Some days, I really feel the tension between my faith and my fallen world. It doesn't have to be the big things, and it's usually not; it's usually just a bunch of minor irritations, little things that I have to keep working around when, honestly, I'm just trying to do one faithful thing.
And sometimes, I know what that faithful thing is. I'm sure of it. I know that there is the whisper of God in my heart to take a step in this direction, to trust Him with this resource, to risk this potential awkwardness, and then there's this tremendous sense of grace when I just bite the bullet and do it.
But then, there's something else. Then, something else. Then, something else. Inevitably, I get this voice in my head that screams, God, I just did what You asked me to do. Can't I catch a break? As though, of course, I'm entitled to a life without irritations.

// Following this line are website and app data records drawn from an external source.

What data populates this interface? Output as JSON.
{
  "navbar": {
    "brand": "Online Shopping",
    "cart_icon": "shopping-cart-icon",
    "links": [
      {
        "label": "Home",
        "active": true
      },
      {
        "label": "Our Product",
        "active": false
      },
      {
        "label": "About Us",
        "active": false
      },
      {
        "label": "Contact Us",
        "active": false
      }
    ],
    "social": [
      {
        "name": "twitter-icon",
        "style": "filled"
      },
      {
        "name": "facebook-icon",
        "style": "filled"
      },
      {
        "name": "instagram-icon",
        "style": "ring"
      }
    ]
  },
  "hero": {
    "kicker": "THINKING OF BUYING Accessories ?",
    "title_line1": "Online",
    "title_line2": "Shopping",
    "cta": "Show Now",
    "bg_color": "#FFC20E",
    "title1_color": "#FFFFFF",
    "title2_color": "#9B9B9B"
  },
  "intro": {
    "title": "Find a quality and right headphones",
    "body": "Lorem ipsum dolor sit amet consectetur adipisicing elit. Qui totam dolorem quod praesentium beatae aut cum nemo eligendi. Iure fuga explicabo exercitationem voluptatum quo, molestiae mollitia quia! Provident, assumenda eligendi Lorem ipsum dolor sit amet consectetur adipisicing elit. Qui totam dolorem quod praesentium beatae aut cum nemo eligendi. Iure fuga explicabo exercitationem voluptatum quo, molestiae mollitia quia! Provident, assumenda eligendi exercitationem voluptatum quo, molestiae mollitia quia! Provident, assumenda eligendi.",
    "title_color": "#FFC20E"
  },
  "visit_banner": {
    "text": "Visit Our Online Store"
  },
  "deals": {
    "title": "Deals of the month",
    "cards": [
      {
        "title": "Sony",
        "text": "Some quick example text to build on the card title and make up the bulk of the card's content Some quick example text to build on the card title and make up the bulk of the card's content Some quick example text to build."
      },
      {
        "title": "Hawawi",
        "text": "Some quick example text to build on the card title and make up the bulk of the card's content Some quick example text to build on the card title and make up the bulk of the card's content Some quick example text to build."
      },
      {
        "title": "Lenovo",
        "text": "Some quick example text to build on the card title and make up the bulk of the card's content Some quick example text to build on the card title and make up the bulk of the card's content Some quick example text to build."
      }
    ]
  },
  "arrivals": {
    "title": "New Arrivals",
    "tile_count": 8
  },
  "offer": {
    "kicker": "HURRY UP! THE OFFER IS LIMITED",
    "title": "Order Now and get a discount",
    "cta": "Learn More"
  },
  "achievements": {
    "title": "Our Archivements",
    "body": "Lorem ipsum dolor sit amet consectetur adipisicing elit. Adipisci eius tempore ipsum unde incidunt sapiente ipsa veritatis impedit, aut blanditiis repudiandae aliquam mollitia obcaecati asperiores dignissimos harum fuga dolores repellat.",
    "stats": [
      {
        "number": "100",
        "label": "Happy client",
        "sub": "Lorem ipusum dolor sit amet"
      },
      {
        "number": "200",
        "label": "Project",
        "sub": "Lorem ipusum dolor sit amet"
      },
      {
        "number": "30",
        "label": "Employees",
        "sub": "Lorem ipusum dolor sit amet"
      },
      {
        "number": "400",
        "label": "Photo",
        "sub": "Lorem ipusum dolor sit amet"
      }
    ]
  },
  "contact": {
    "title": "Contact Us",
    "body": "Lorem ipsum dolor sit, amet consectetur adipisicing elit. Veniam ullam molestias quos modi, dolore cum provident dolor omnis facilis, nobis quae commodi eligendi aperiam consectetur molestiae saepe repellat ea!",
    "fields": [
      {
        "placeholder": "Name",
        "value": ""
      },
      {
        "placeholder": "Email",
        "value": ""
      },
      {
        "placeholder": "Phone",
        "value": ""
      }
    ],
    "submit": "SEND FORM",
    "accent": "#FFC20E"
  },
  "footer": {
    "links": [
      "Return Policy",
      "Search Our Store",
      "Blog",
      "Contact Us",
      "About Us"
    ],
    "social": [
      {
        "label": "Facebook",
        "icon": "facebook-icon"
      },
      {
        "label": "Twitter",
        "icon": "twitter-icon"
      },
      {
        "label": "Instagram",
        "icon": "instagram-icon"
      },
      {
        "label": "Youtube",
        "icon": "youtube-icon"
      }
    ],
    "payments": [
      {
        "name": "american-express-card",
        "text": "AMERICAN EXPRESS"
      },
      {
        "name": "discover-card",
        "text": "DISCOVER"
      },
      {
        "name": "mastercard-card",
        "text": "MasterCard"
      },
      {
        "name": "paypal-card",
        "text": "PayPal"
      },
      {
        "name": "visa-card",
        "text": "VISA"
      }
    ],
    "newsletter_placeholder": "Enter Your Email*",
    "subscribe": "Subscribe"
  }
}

But some days, they just get thrown off. They just take turns that I'm not expecting. They require things I don't have, suck up time I haven't planned for. I grow increasingly frustrated as time seems to push me further from my own imagination and there's nothing left to dream of, nothing to hope for except that this day would end and that tomorrow might be better.
It's important to note that on days like these, there almost always (if not always) comes a time when, if I just keep pushing through, something so absolutely ordinary and ridiculous will occur that will push me past frustration and into concessive joy. I just can't help but laugh. Because if it weren't so obviously every little thing, it just wouldn't be a day like today.
The last one of these days I had (over the weekend), it was a bumblebee. One thing after another after another after another until I finally was able to look up and think I might be able to finally breathe for just a second, and there laid a dead baby bumblebee in my kitchen floor. I'm severely allergic to bumblebees. I have two dogs who are going to want to play with the bumblebee. I can't just leave it in the floor; I have to do something about it. That something will require hauling out the vacuum cleaner to make sure a stray stinger doesn't end up somewhere potentially harmful for me. So I opened the closet door, dragged out the vacuum cleaner, sighed, then laughed.
Because on a day like this one, it really is every little thing.
But not every little thing is a test of faith. That's what it's so easy to lose sight of when we run into these kinds of days. We start to think the whole thing is just one big test of faith, but it's not. There may be one test of faith nestled in there somewhere, that thing that has the voice of God whispering in your heart that you need to respond in a specific way. Most of it, though? Not faith-related.
That's why the title for this post is not a typo. It's not angels and demons; it's angels and demons. It's all about how we look at things. We have to be able to see with eyes that know which things are sacred, which things are spiritual, which things are significant, and which things just are.
On a day like this day, I did the faithful thing. I did one faithful thing, the one thing I truly believed that God was asking me to do. How did I know it was the faithful thing? It required faith. It required that I put my money where my mouth is, trust God, take a step, move. It required that I confess something fundamental about God that I believe...and then live as though I actually do believe that. And at the end of this day, when I ask myself how I did, that's the moment I'm going to look back on as my yardstick.
Given the chance - the command - to do one faithful thing that I hadn't really planned on having to do today, I did it. I chose faith. At the end of this day, when I pray, I'm going to thank God for the opportunity to do this thing. I'm going to thank Him for blessing it.
I'm going to thank Him for blessing me.